Have you used differential backups without completely protecting the full backup?
If so, you’re not alone. According to a recent TechValidate™ study, today’s DBAs rely heavily on SQL Server and yet many are so frustrated by long backup times that they have compromised the integrity of their data in order to speed up protection efforts. Recent research by TechValidate revealed that 74 percent of database administrators (DBAs) believe SQL Server® backups take too long, and that 55 percent believe backup storage costs are excessive. These are significant concerns given that over half of the respondents (59 percent) operate at least 10 mission-critical SQL Server applications, and about one-fourth (27 percent) operate more than 50 mission-critical SQL Server applications.
In order to address these concerns, some DBAs take actions that — despite their good intentions — end up compromising the integrity of backup and recovery efforts. These include waiting longer between backups, using differential backups without always completely protecting the full backup and shortening retention periods by intentionally or inadvertently deleting critical backups too soon. Most DBAs struggle constantly to achieve the optimal tradeoff between backup speed and the storage space savings that result from deduplication and compression. Unfortunately, in performing many of these tasks, and despite best efforts, mistakes can happen.Ensuring an efficient and reliable restore process is only one-half of the recovery story. The other half is protection against SQL mistakes to the underlying data. An incorrect SQL statement (one run accidentally in production instead of development) or malicious code designed to change or delete data can easily take production applications offline.

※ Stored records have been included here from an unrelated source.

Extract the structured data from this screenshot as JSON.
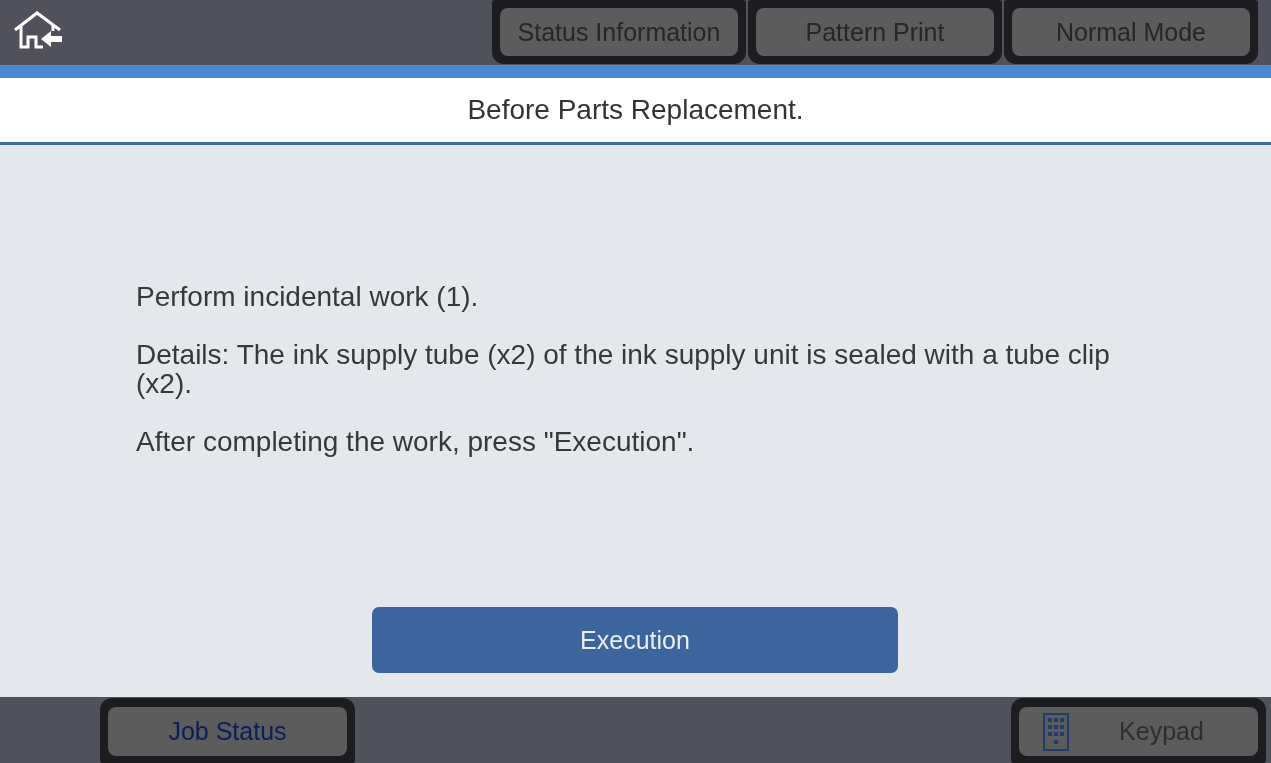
{
  "mode_buttons": [
    {
      "label": "Status Information"
    },
    {
      "label": "Pattern Print"
    },
    {
      "label": "Normal Mode"
    }
  ],
  "screen_title": "Before Parts Replacement.",
  "instructions": [
    "Perform incidental work (1).",
    "Details: The ink supply tube (x2) of the ink supply unit is sealed with a tube clip (x2).",
    "After completing the work, press \"Execution\"."
  ],
  "execute_button": {
    "label": "Execution"
  },
  "footer": {
    "job_status_button": {
      "label": "Job Status"
    },
    "keypad_button": {
      "label": "Keypad"
    }
  }
}
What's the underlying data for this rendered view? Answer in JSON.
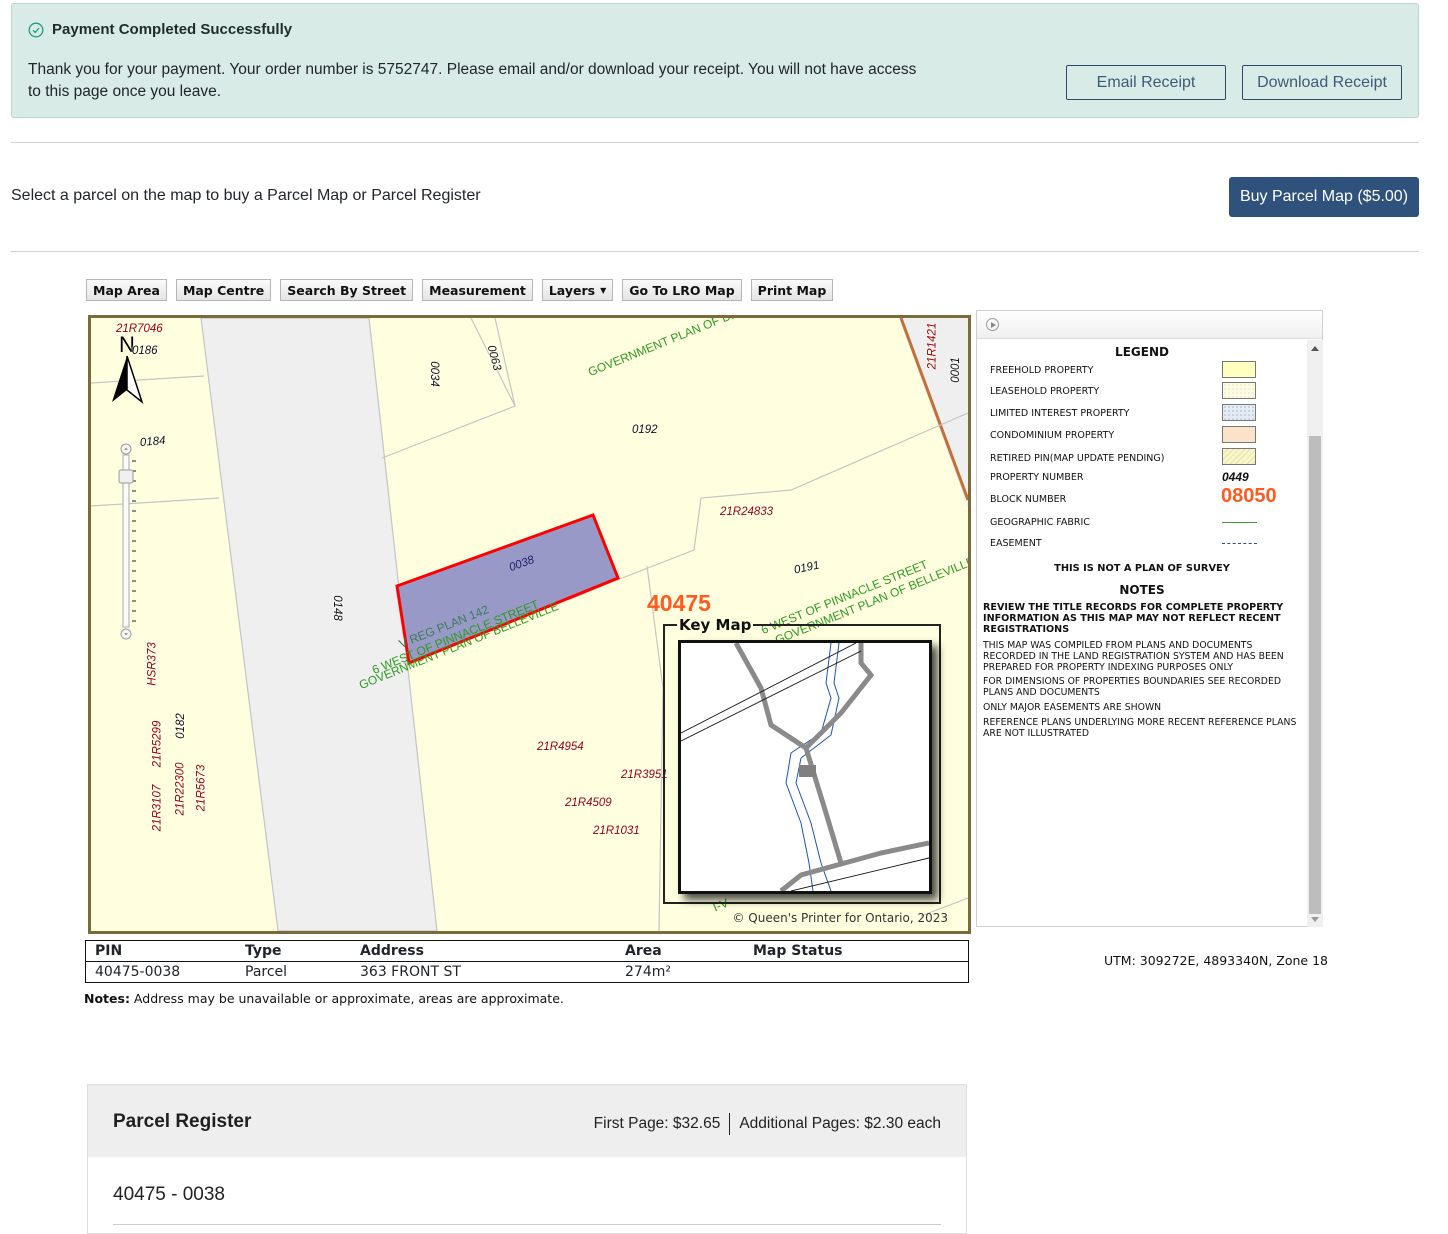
{
  "banner": {
    "title": "Payment Completed Successfully",
    "message": "Thank you for your payment. Your order number is 5752747. Please email and/or download your receipt. You will not have access to this page once you leave.",
    "order_number": "5752747",
    "email_receipt_label": "Email Receipt",
    "download_receipt_label": "Download Receipt",
    "status_icon": "check-circle-icon",
    "accent_color": "#1e9e7c"
  },
  "selection": {
    "instruction": "Select a parcel on the map to buy a Parcel Map or Parcel Register",
    "buy_map_label": "Buy Parcel Map ($5.00)"
  },
  "toolbar": {
    "buttons": [
      "Map Area",
      "Map Centre",
      "Search By Street",
      "Measurement",
      "Layers",
      "Go To LRO Map",
      "Print Map"
    ]
  },
  "map": {
    "north_label": "N",
    "block_number": "40475",
    "selected_parcel_label": "0038",
    "property_numbers": [
      "0186",
      "0184",
      "0034",
      "0063",
      "0192",
      "0001",
      "0191",
      "0148",
      "0182"
    ],
    "plan_labels": [
      "21R7046",
      "21R1421",
      "21R24833",
      "HSR373",
      "21R5299",
      "21R3107",
      "21R22300",
      "21R5673",
      "21R4954",
      "21R3951",
      "21R4509",
      "21R1031"
    ],
    "fabric_labels": [
      "GOVERNMENT PLAN OF BELLEVILLE",
      "6 WEST OF PINNACLE STREET",
      "GOVERNMENT PLAN OF BELLEVILLE",
      "V REG PLAN 142",
      "6 WEST OF PINNACLE STREET",
      "GOVERNMENT PLAN OF BELLEVILLE",
      "I-V"
    ],
    "key_map_title": "Key Map",
    "copyright": "© Queen's Printer for Ontario, 2023"
  },
  "legend": {
    "title": "LEGEND",
    "items": [
      {
        "label": "FREEHOLD PROPERTY",
        "swatch": "#ffffc0"
      },
      {
        "label": "LEASEHOLD PROPERTY",
        "swatch": "#fdfbe4"
      },
      {
        "label": "LIMITED INTEREST PROPERTY",
        "swatch": "#e4ecf6"
      },
      {
        "label": "CONDOMINIUM PROPERTY",
        "swatch": "#fae3c9"
      },
      {
        "label": "RETIRED PIN(MAP UPDATE PENDING)",
        "swatch": "#f8f6cc"
      },
      {
        "label": "PROPERTY NUMBER",
        "sample": "0449"
      },
      {
        "label": "BLOCK NUMBER",
        "sample": "08050"
      },
      {
        "label": "GEOGRAPHIC FABRIC",
        "line_color": "#3a9a2a"
      },
      {
        "label": "EASEMENT",
        "line_color": "#2b4a8a"
      }
    ],
    "disclaimer": "THIS IS NOT A PLAN OF SURVEY",
    "notes_title": "NOTES",
    "notes": [
      "REVIEW THE TITLE RECORDS FOR COMPLETE PROPERTY INFORMATION AS THIS MAP MAY NOT REFLECT RECENT REGISTRATIONS",
      "THIS MAP WAS COMPILED FROM PLANS AND DOCUMENTS RECORDED IN THE LAND REGISTRATION SYSTEM AND HAS BEEN PREPARED FOR PROPERTY INDEXING PURPOSES ONLY",
      "FOR DIMENSIONS OF PROPERTIES BOUNDARIES SEE RECORDED PLANS AND DOCUMENTS",
      "ONLY MAJOR EASEMENTS ARE SHOWN",
      "REFERENCE PLANS UNDERLYING MORE RECENT REFERENCE PLANS ARE NOT ILLUSTRATED"
    ]
  },
  "parcel_table": {
    "columns": [
      "PIN",
      "Type",
      "Address",
      "Area",
      "Map Status"
    ],
    "rows": [
      {
        "pin": "40475-0038",
        "type": "Parcel",
        "address": "363 FRONT ST",
        "area": "274m²",
        "map_status": ""
      }
    ],
    "notes_label": "Notes:",
    "notes_text": " Address may be unavailable or approximate, areas are approximate."
  },
  "utm": "UTM: 309272E, 4893340N, Zone 18",
  "parcel_register": {
    "title": "Parcel Register",
    "first_page": "First Page: $32.65",
    "additional_pages": "Additional Pages: $2.30 each",
    "pin": "40475 - 0038"
  }
}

So how can DBAs protect themselves from these types of mistakes?
For more information: https://software.dell.com/whitepaper/avoiding-5-painful-backup-recovery-mistakes825522